The Different Faces of Coupon Face Value Elasticity: Implications for Manufacturers and Retailers
Coupons account for over two-thirds of all consumer promotional efforts initiated by the manufacturers of consumer goods. In this study, the impact of coupons on brand sales is investigated and how that impact decays over the life of the coupon is demonstrated. Specifically, we present an econometric model that can capture coupon effects in terms of equivalent price reduction, account for coupon effects over time, allow inference of coupon effects when retailers decide to double or triple the coupon value, and provide both self-coupon and cross-coupon elasticities at different levels of aggregation. A widely used sales response model is adapted, and an analytical model is proposed to estimate both the self-coupon and cross-coupon (face value) elasticities of sales at the store level. From the store-level elasticity estimates for a given week, the authors analytically derive the coupon elasticities for the chain level by aggregating across stores, and over the life of the coupon by aggregating over time. The proposed sales response model is estimated with the data obtained from three markets for various product categories, and the coupon elasticities are computed. The proposed framework allows one to demonstrate the hypothetical equivalence of a shelf-price reduction for a given coupon face value in each week. Also, the effect of doubling the face value of a coupon results in more than a proportionate increase in elasticity.

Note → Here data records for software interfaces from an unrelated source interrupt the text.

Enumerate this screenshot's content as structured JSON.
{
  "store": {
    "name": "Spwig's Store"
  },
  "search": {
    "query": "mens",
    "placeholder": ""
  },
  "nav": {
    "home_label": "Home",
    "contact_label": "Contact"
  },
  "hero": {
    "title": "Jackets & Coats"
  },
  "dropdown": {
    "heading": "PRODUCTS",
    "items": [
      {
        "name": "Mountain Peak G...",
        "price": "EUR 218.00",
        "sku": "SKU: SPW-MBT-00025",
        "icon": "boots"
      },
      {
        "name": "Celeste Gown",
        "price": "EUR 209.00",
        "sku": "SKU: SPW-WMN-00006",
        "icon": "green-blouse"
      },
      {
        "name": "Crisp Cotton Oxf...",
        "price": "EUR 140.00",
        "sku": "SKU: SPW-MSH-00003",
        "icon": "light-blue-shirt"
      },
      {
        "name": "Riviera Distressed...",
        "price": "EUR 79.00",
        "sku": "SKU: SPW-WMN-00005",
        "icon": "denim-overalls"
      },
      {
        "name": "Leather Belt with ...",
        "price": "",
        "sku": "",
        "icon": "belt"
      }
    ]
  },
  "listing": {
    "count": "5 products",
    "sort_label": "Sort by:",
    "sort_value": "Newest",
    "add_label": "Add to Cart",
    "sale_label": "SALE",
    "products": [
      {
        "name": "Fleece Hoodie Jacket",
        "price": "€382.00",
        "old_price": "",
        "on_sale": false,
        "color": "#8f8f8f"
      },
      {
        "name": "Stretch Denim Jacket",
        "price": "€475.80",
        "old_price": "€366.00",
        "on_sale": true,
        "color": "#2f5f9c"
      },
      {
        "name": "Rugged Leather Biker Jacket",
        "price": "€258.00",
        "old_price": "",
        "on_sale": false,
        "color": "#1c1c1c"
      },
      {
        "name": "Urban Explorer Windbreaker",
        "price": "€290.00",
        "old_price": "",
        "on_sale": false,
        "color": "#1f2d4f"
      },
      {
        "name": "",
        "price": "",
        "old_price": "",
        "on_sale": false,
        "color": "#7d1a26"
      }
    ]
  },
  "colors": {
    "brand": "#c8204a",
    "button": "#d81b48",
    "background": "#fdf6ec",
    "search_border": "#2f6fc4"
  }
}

The authors find that both self and cross-coupon elasticities are much smaller in magnitude than the average self and cross-price elasticity measures reported in the literature.